- While companies can continue to require signatures, retail giants like Walmart and Target are also stopping what one Walmart representative called a “worthless” practice.
- With the rise of online shopping and new tech like EMV chips in credit cards, signatures have become less necessary as a safety measure and can often slow down checkout lines.
As credit-card companies kill customer-signature requirements, retailers like Walmart and Target are following suit.
Visa, MasterCard, Discover, and American Express have either already stopped or announced plans to stop requiring customers to sign their receipts when checking out.
“We believe making the signature requirement optional for EMV chip-enabled merchants is the responsible next step to enhance security and convenience at the point of sale,” Dan Sanford, Visa’s vice president of consumer products, said in a company blog post in January.
While retailers have the option to continue to require signatures, it seems that few major companies will do so.
Target plans to eliminate the requirement this month, The New York Times reported on Sunday. A Walmart spokesman told the newspaper that the company considered signatures “worthless” and would also stop requiring them.
Credit-card companies and retailers alike have cited the rise of online shopping and new technology like EMV chips in cards as making made signatures less necessary as a fraud-protection measure and have argue that requiring them can slow down checkout lines.

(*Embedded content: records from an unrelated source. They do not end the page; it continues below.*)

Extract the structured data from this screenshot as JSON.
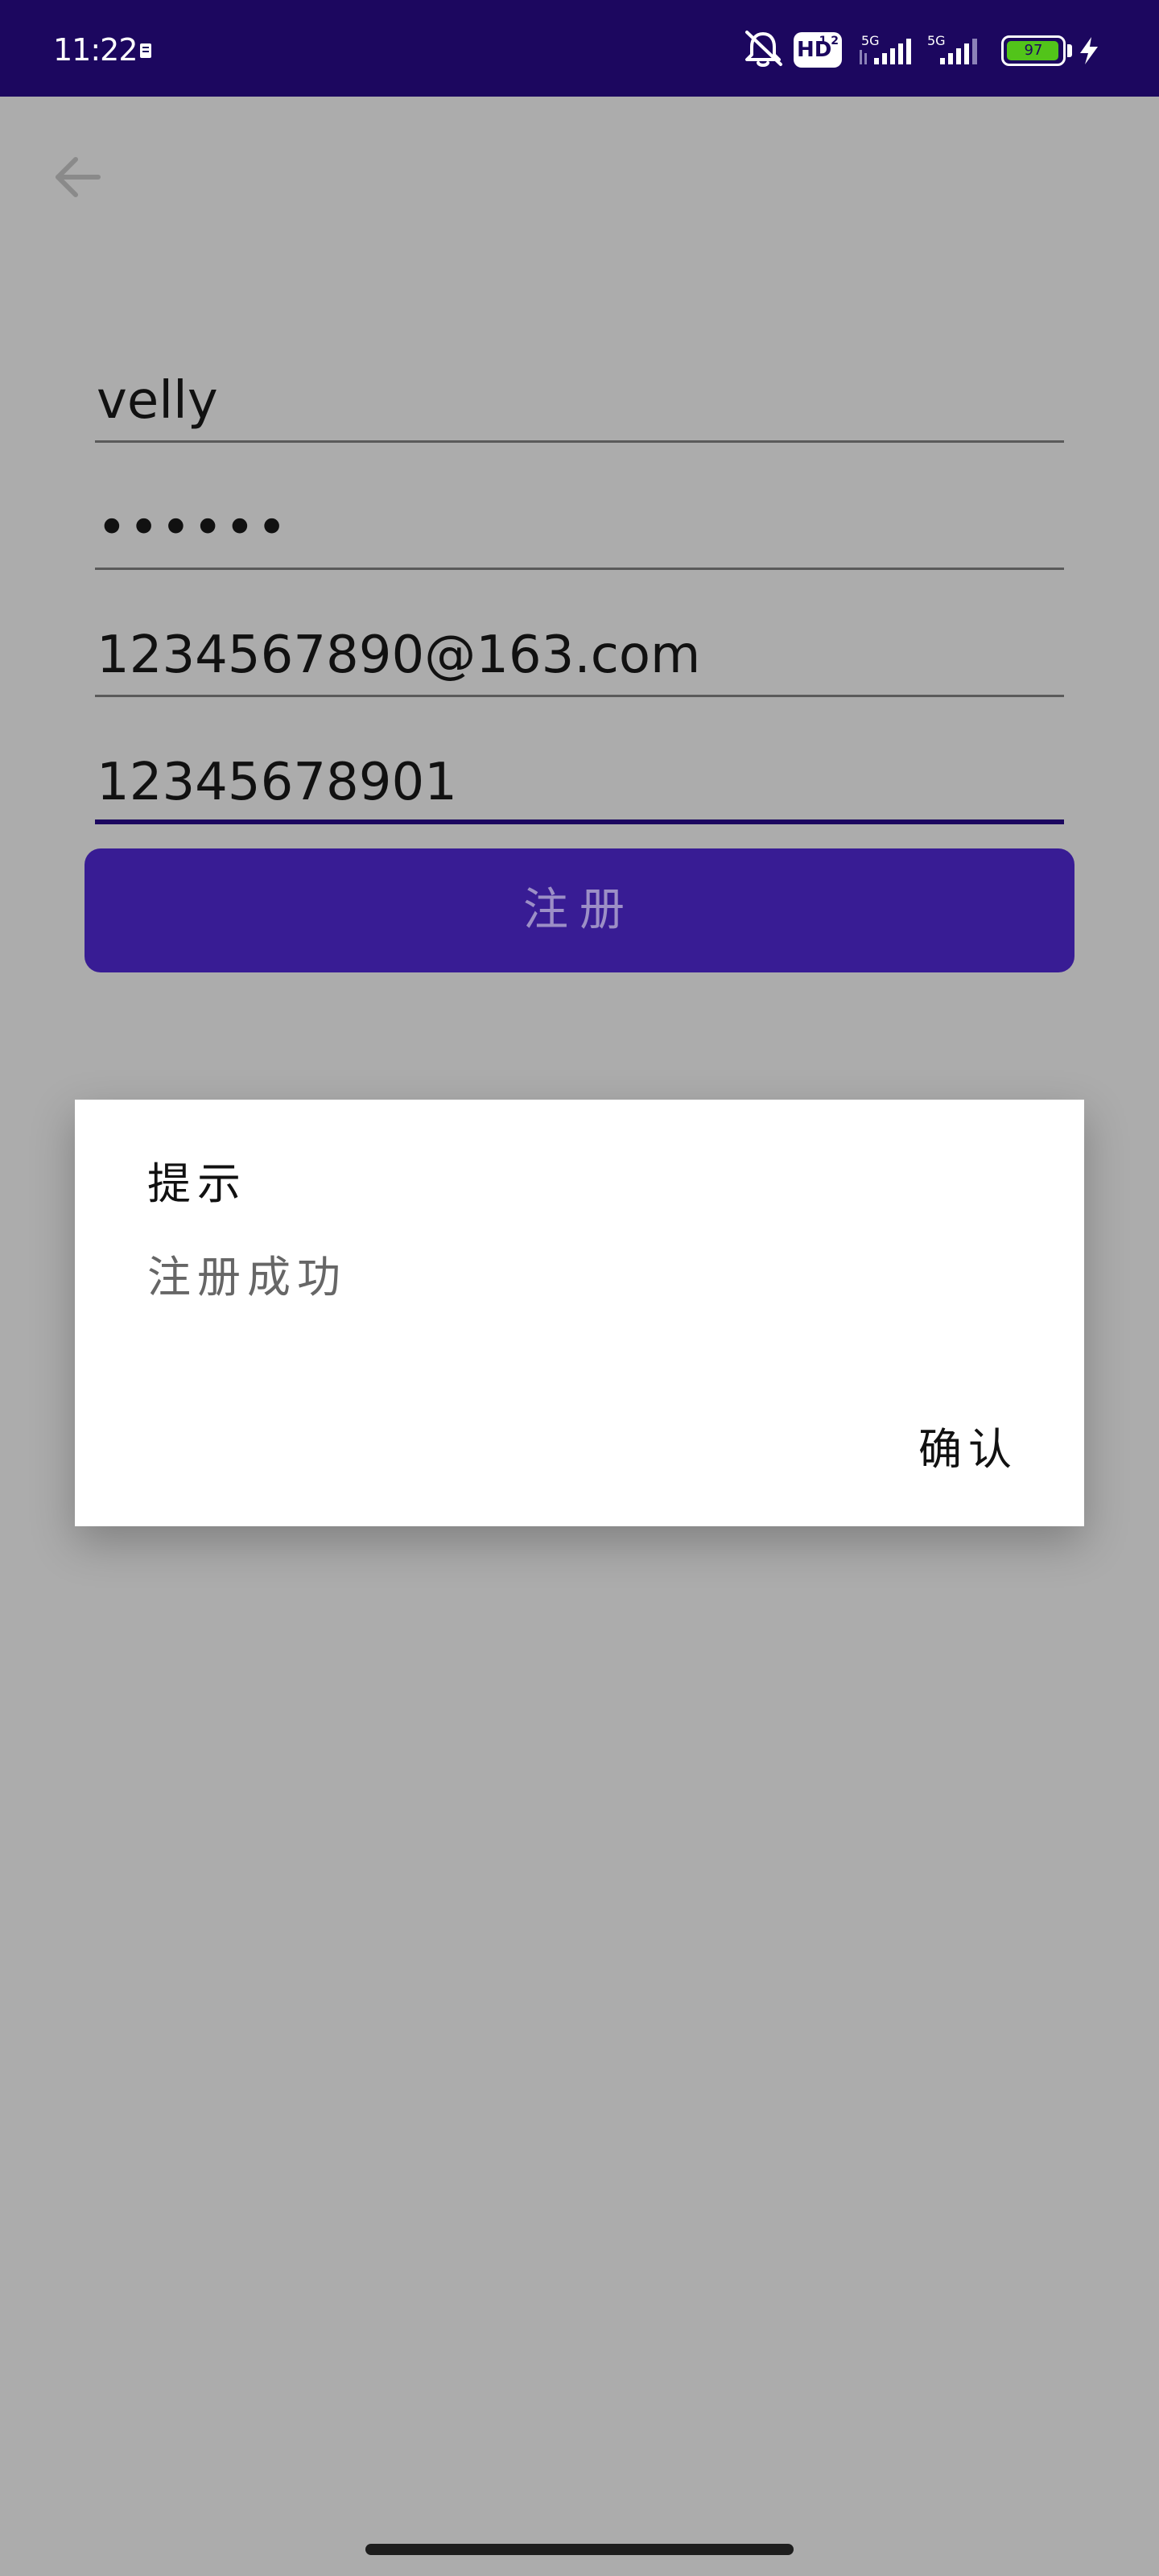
{
  "status_bar": {
    "time": "11:22",
    "hd_label": "HD",
    "hd_sub": "1 2",
    "network_label": "5G",
    "battery_level": "97",
    "battery_fraction": 0.97,
    "icons": [
      "notification-icon",
      "mute-icon",
      "hd-icon",
      "signal-icon",
      "signal-icon",
      "battery-icon",
      "charging-icon"
    ]
  },
  "toolbar": {
    "back_icon": "arrow-left-icon"
  },
  "form": {
    "username_value": "velly",
    "password_value": "••••••",
    "email_value": "1234567890@163.com",
    "phone_value": "12345678901",
    "register_label": "注册"
  },
  "dialog": {
    "title": "提示",
    "message": "注册成功",
    "confirm_label": "确认"
  },
  "colors": {
    "status_bar_bg": "#1c075f",
    "scrim": "#acacac",
    "button_bg": "#381c94",
    "battery_green": "#52c41a"
  }
}
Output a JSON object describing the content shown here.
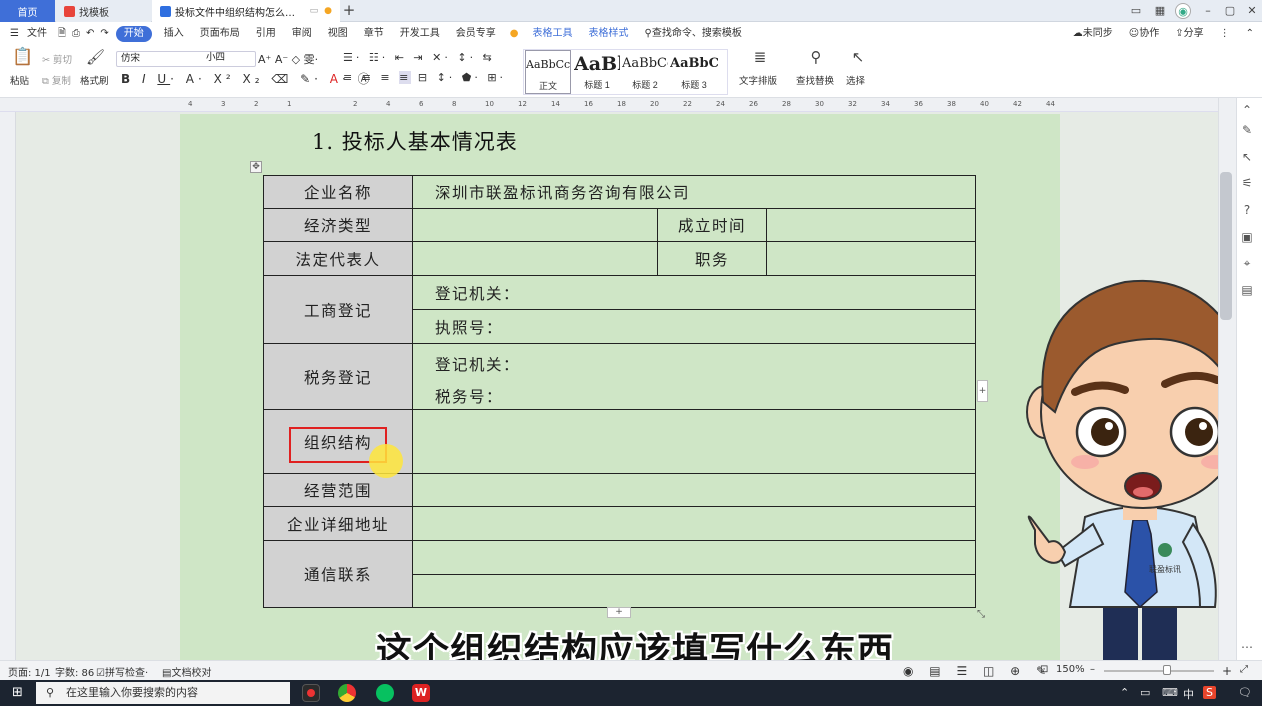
{
  "titlebar": {
    "tabs": [
      {
        "label": "首页",
        "active": false
      },
      {
        "label": "找模板",
        "active": false
      },
      {
        "label": "投标文件中组织结构怎么填.docx",
        "active": true
      }
    ],
    "new_tab": "+",
    "colors": {
      "tab_home": "#3f6fd8",
      "accent_dot": "#f5a623"
    }
  },
  "menubar": {
    "items": [
      "文件",
      "开始",
      "插入",
      "页面布局",
      "引用",
      "审阅",
      "视图",
      "章节",
      "开发工具",
      "会员专享",
      "表格工具",
      "表格样式"
    ],
    "search": "查找命令、搜索模板",
    "right": [
      "未同步",
      "协作",
      "分享"
    ]
  },
  "ribbon": {
    "paste": "粘贴",
    "cut": "剪切",
    "copy": "复制",
    "format_painter": "格式刷",
    "font_name": "仿宋",
    "font_size": "小四",
    "styles": [
      {
        "preview": "AaBbCcI",
        "label": "正文"
      },
      {
        "preview": "AaBl",
        "label": "标题 1"
      },
      {
        "preview": "AaBbCc",
        "label": "标题 2"
      },
      {
        "preview": "AaBbC",
        "label": "标题 3"
      }
    ],
    "text_layout": "文字排版",
    "find_replace": "查找替换",
    "select": "选择"
  },
  "ruler": {
    "ticks": [
      "4",
      "3",
      "2",
      "1",
      "",
      "2",
      "4",
      "6",
      "8",
      "10",
      "12",
      "14",
      "16",
      "18",
      "20",
      "22",
      "24",
      "26",
      "28",
      "30",
      "32",
      "34",
      "36",
      "38",
      "40",
      "42",
      "44"
    ]
  },
  "document": {
    "heading": "1. 投标人基本情况表",
    "table": {
      "company_name_label": "企业名称",
      "company_name_value": "深圳市联盈标讯商务咨询有限公司",
      "economic_type_label": "经济类型",
      "established_label": "成立时间",
      "legal_rep_label": "法定代表人",
      "position_label": "职务",
      "business_reg_label": "工商登记",
      "reg_authority_1": "登记机关：",
      "license_no": "执照号：",
      "tax_reg_label": "税务登记",
      "reg_authority_2": "登记机关：",
      "tax_no": "税务号：",
      "org_structure_label": "组织结构",
      "business_scope_label": "经营范围",
      "address_label": "企业详细地址",
      "contact_label": "通信联系"
    }
  },
  "subtitle": "这个组织结构应该填写什么东西",
  "statusbar": {
    "page": "页面: 1/1",
    "word_count": "字数: 86",
    "spell_check": "拼写检查",
    "doc_proof": "文档校对",
    "zoom": "150%"
  },
  "taskbar": {
    "search_placeholder": "在这里输入你要搜索的内容",
    "ime": "中"
  },
  "mascot": {
    "badge": "联盈标讯"
  }
}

Smaller retailers, however, are likely to still require signatures for at least a while longer. The payment companies ShopKeep and Square, used by many such businesses, told The Times they didn’t plan to update their systems to skip the customer-signature step.